What needs to be done: Retrieve every line of the data holding the word "Control".

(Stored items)
Start of Block

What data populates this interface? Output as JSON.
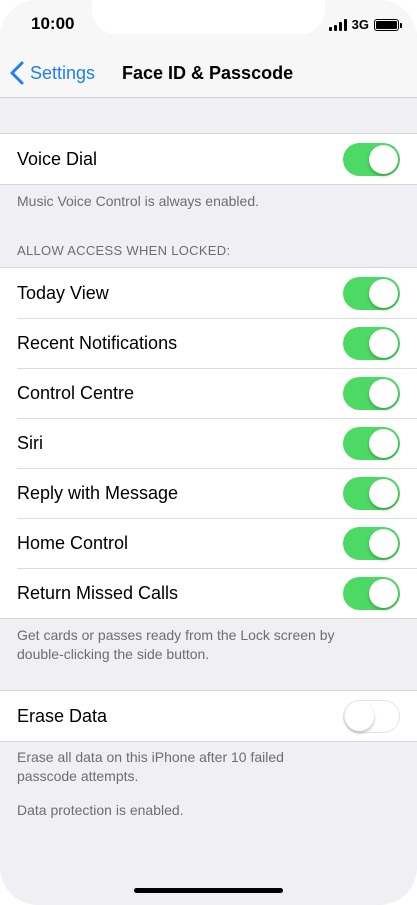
{
  "status_bar": {
    "time": "10:00",
    "network": "3G"
  },
  "nav": {
    "back_label": "Settings",
    "title": "Face ID & Passcode"
  },
  "voice_group": {
    "label": "Voice Dial",
    "on": true,
    "footer": "Music Voice Control is always enabled."
  },
  "locked_access": {
    "header": "ALLOW ACCESS WHEN LOCKED:",
    "items": [
      {
        "label": "Today View",
        "on": true
      },
      {
        "label": "Recent Notifications",
        "on": true
      },
      {
        "label": "Control Centre",
        "on": true
      },
      {
        "label": "Siri",
        "on": true
      },
      {
        "label": "Reply with Message",
        "on": true
      },
      {
        "label": "Home Control",
        "on": true
      },
      {
        "label": "Return Missed Calls",
        "on": true
      }
    ],
    "footer_line1": "Get cards or passes ready from the Lock screen by",
    "footer_line2": "double-clicking the side button."
  },
  "erase_group": {
    "label": "Erase Data",
    "on": false,
    "footer_line1": "Erase all data on this iPhone after 10 failed",
    "footer_line2": "passcode attempts.",
    "footer_note": "Data protection is enabled."
  },
  "colors": {
    "accent": "#1f7ef5",
    "toggle_on": "#4cd964",
    "background": "#efeff4"
  }
}
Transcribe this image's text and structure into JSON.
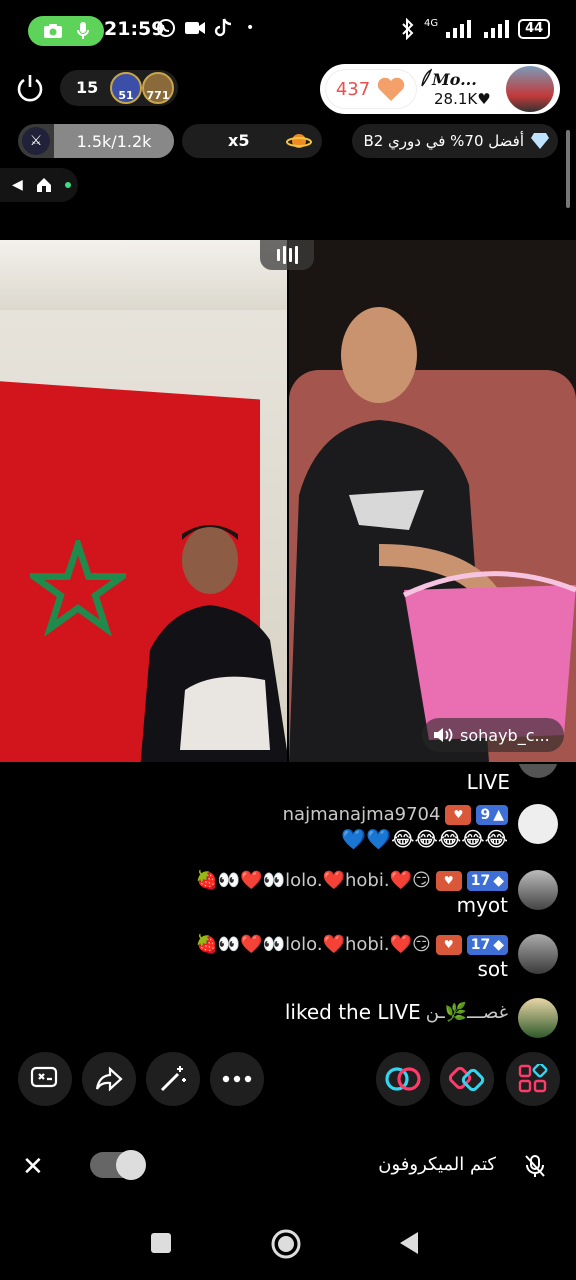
{
  "status_bar": {
    "time": "21:59",
    "battery": "44",
    "network": "4G"
  },
  "top": {
    "viewer_count": "15",
    "viewer_avatars": [
      {
        "badge": "51",
        "color": "#3b4fa8"
      },
      {
        "badge": "771",
        "color": "#8a6a3a"
      }
    ],
    "host_score": "437",
    "host_name": "Mo...",
    "host_likes": "28.1K"
  },
  "stats": {
    "score": "1.5k/1.2k",
    "multiplier": "x5",
    "rank_text": "أفضل 70% في دوري B2"
  },
  "guest_name": "sohayb_c...",
  "chat": {
    "partial_line": "LIVE",
    "messages": [
      {
        "user": "najmanajma9704",
        "level": "9",
        "text": "💙💙😂😂😂😂😂"
      },
      {
        "user": "🍓👀❤️👀lolo.❤️hobi.❤️😏",
        "level": "17",
        "text": "myot"
      },
      {
        "user": "🍓👀❤️👀lolo.❤️hobi.❤️😏",
        "level": "17",
        "text": "sot"
      }
    ],
    "join": {
      "user": "غصـــ🌿ـن",
      "text": "liked the LIVE"
    }
  },
  "mic_bar": {
    "mute_label": "كتم الميكروفون"
  },
  "icons": {
    "actions_left": [
      "caption-icon",
      "share-icon",
      "magic-wand-icon",
      "more-icon"
    ],
    "actions_right": [
      "link-icon",
      "effects-icon",
      "apps-icon"
    ]
  },
  "colors": {
    "accent_pink": "#ff3b6b",
    "accent_cyan": "#33d6f0",
    "flag_red": "#d2151d",
    "flag_green": "#1f8a4c"
  }
}
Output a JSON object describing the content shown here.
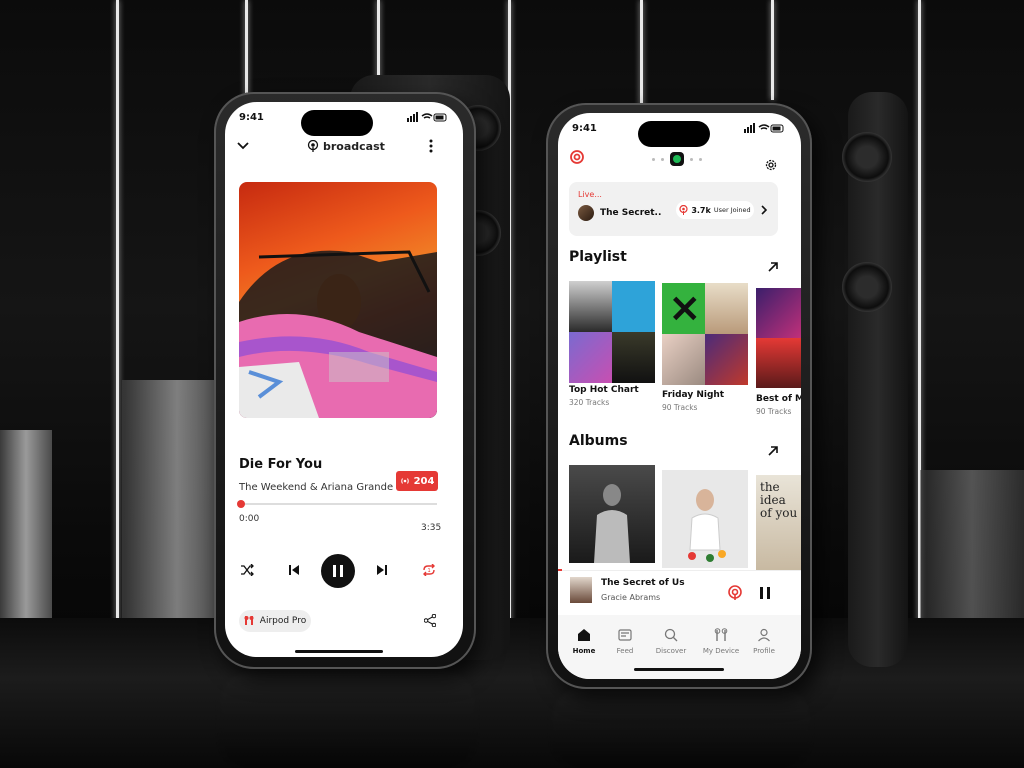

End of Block

Answer space:
    "footer": "Music Voice Control is always enabled."
        "label": "Control Centre",
        "label": "Home Control",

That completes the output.